6
votes
1answer
313 views

Is Dyson Sphere a stable construction?

Suppose that a star is encompassed by a Dyson Sphere. Do we need a position control system for the Dyson Sphere to keep its origin always aligned with the center of the star? Will it stay aligned ...
7
votes
3answers
425 views

Question on the stability of the solar system

One of the pertinent questions about many body systems that causes me much wonder is why the solar system is so stable for billions of years. I came across the idea of "resonance" and albeit an useful ...
2
votes
1answer
217 views

Why are there some inconsistencies with the underlying principle of center of gravity and rotational inertia?

COG: The lower the center of gravity, the more stable and object is. Rotational Inertia: The farther the concentration of mass from the defined axis of rotation, the more resistance the object has to ...
2
votes
1answer
234 views

Can stable nuclei theoretically fission through quantum tunneling?

As I understand it, an unstable nucleus is going to randomly fission because the forces binding it together are momentarily weaker than the electrostatic repulsion of the protons.
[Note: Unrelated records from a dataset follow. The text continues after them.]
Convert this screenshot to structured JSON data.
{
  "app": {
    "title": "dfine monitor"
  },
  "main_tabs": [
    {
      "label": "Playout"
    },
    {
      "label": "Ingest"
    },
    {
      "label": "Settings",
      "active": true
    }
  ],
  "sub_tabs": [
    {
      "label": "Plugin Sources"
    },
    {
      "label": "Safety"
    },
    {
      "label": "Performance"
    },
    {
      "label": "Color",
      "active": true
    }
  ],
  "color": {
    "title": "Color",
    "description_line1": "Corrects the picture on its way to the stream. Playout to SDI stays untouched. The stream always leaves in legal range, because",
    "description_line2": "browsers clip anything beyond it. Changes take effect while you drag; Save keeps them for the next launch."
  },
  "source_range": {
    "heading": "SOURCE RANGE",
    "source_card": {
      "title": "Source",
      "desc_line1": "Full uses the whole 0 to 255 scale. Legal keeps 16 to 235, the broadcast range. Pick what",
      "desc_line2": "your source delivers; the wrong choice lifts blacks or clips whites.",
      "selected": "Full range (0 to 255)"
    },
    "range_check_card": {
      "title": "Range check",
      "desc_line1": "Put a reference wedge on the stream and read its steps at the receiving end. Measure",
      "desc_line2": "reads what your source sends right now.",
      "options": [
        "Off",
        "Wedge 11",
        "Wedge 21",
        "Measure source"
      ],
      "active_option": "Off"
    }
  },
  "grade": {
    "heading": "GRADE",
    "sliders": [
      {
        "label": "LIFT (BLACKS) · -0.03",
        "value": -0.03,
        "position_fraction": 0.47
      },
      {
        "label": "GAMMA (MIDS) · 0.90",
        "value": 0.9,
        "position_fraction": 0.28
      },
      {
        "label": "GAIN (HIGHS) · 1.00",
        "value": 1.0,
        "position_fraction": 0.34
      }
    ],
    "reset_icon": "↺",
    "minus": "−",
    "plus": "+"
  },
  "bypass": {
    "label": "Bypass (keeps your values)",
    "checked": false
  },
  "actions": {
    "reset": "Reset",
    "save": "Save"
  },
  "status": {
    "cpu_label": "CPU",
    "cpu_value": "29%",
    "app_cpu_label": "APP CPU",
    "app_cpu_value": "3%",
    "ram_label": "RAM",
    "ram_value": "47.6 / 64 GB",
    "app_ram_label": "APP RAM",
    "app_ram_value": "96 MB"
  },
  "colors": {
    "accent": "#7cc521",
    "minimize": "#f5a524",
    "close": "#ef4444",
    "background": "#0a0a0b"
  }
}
Given that some ...
5
votes
2answers
435 views

Is mid-water bouyancy a classic example of a balanced but unstable system?

I came to this thought experiment as I was pondering good teaching examples of stable and unstable systems. It occurred to me that stable systems are really quite abundant. For a shoot-from-the-hip ...
6
votes
2answers
398 views

How does the distance between two rails effect the speed of a steel ball bearing?

As part of a school science project, I constructed a Rollercoaster using Polyurethane tubing as rails for a steel ball bearing to rest on. In the process of building the coaster I observed that ...
0
votes
2answers
2k views

What are the ideal centers of mass and rotation for a steadicam?

For those who don't know what a steadicam is, I'll explain it in two points to give a basic idea. If you know what a steadicam is, skip to point 3. 1) A steadicam is a stabilizing mount for a motion ...
1
vote
1answer
397 views

Upper equilibrium point of a pendulum with small perturbations

I remember the following fact about a rigid pendulum: The point when the pendulum weight is lowest is a stable equilibrium while the point where the pendulum weight is highest is an unstable one. ...
2
votes
1answer
300 views

Complex valued energy

I'm working on a 2D He superfluid system with vortices. I was asked to calculate the kinetic energy of vortex-(anti-)vortex pairs and compare the two situations. One finds in literature that the ...
5
votes
2answers
1k views

What determines the (minimum) angle at which a domino falls over?

Dominoes, when placed upright, remain that way. Sometimes, even if you tip them a little bit, they will go back to their upright position. However, if you tip them too far, they will fall over. ...